## SOURCE MATERIAL
Content starts
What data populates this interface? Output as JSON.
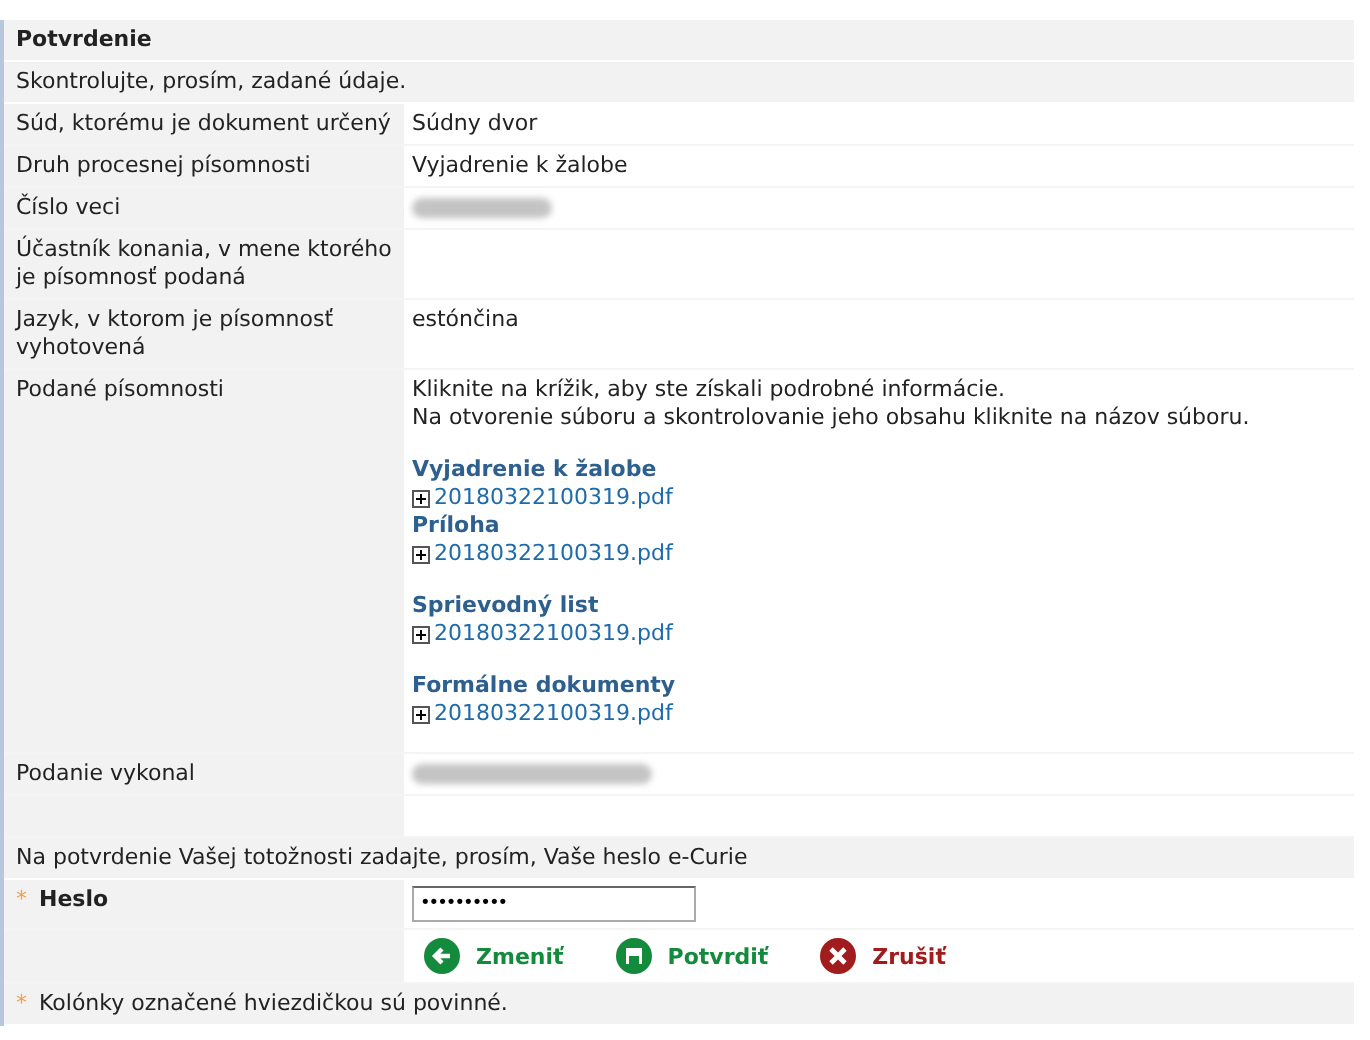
{
  "title": "Potvrdenie",
  "instruction": "Skontrolujte, prosím, zadané údaje.",
  "fields": [
    {
      "label": "Súd, ktorému je dokument určený",
      "value": "Súdny dvor"
    },
    {
      "label": "Druh procesnej písomnosti",
      "value": "Vyjadrenie k žalobe"
    },
    {
      "label": "Číslo veci",
      "redacted": true
    },
    {
      "label": "Účastník konania, v mene ktorého je písomnosť podaná"
    },
    {
      "label": "Jazyk, v ktorom je písomnosť vyhotovená",
      "value": "estónčina"
    }
  ],
  "documents": {
    "label": "Podané písomnosti",
    "hint_lines": [
      "Kliknite na krížik, aby ste získali podrobné informácie.",
      "Na otvorenie súboru a skontrolovanie jeho obsahu kliknite na názov súboru."
    ],
    "groups": [
      {
        "title": "Vyjadrenie k žalobe",
        "files": [
          "20180322100319.pdf"
        ]
      },
      {
        "title": "Príloha",
        "files": [
          "20180322100319.pdf"
        ]
      },
      {
        "title": "Sprievodný list",
        "files": [
          "20180322100319.pdf"
        ]
      },
      {
        "title": "Formálne dokumenty",
        "files": [
          "20180322100319.pdf"
        ]
      }
    ]
  },
  "submitter": {
    "label": "Podanie vykonal",
    "redacted": true
  },
  "password_prompt": "Na potvrdenie Vašej totožnosti zadajte, prosím, Vaše heslo e-Curie",
  "password": {
    "required_mark": "*",
    "label": "Heslo",
    "value": "••••••••••"
  },
  "buttons": [
    {
      "kind": "back",
      "label": "Zmeniť"
    },
    {
      "kind": "save",
      "label": "Potvrdiť"
    },
    {
      "kind": "cancel",
      "label": "Zrušiť"
    }
  ],
  "footnote": {
    "mark": "*",
    "text": "Kolónky označené hviezdičkou sú povinné."
  }
}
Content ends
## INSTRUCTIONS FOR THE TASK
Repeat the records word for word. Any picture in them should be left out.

## EXERCISE ANSWER
What data populates this interface? Output as JSON.
{
  "title": "Potvrdenie",
  "instruction": "Skontrolujte, prosím, zadané údaje.",
  "fields": [
    {
      "label": "Súd, ktorému je dokument určený",
      "value": "Súdny dvor"
    },
    {
      "label": "Druh procesnej písomnosti",
      "value": "Vyjadrenie k žalobe"
    },
    {
      "label": "Číslo veci",
      "redacted": true
    },
    {
      "label": "Účastník konania, v mene ktorého je písomnosť podaná"
    },
    {
      "label": "Jazyk, v ktorom je písomnosť vyhotovená",
      "value": "estónčina"
    }
  ],
  "documents": {
    "label": "Podané písomnosti",
    "hint_lines": [
      "Kliknite na krížik, aby ste získali podrobné informácie.",
      "Na otvorenie súboru a skontrolovanie jeho obsahu kliknite na názov súboru."
    ],
    "groups": [
      {
        "title": "Vyjadrenie k žalobe",
        "files": [
          "20180322100319.pdf"
        ]
      },
      {
        "title": "Príloha",
        "files": [
          "20180322100319.pdf"
        ]
      },
      {
        "title": "Sprievodný list",
        "files": [
          "20180322100319.pdf"
        ]
      },
      {
        "title": "Formálne dokumenty",
        "files": [
          "20180322100319.pdf"
        ]
      }
    ]
  },
  "submitter": {
    "label": "Podanie vykonal",
    "redacted": true
  },
  "password_prompt": "Na potvrdenie Vašej totožnosti zadajte, prosím, Vaše heslo e-Curie",
  "password": {
    "required_mark": "*",
    "label": "Heslo",
    "value": "••••••••••"
  },
  "buttons": [
    {
      "kind": "back",
      "label": "Zmeniť"
    },
    {
      "kind": "save",
      "label": "Potvrdiť"
    },
    {
      "kind": "cancel",
      "label": "Zrušiť"
    }
  ],
  "footnote": {
    "mark": "*",
    "text": "Kolónky označené hviezdičkou sú povinné."
  }
}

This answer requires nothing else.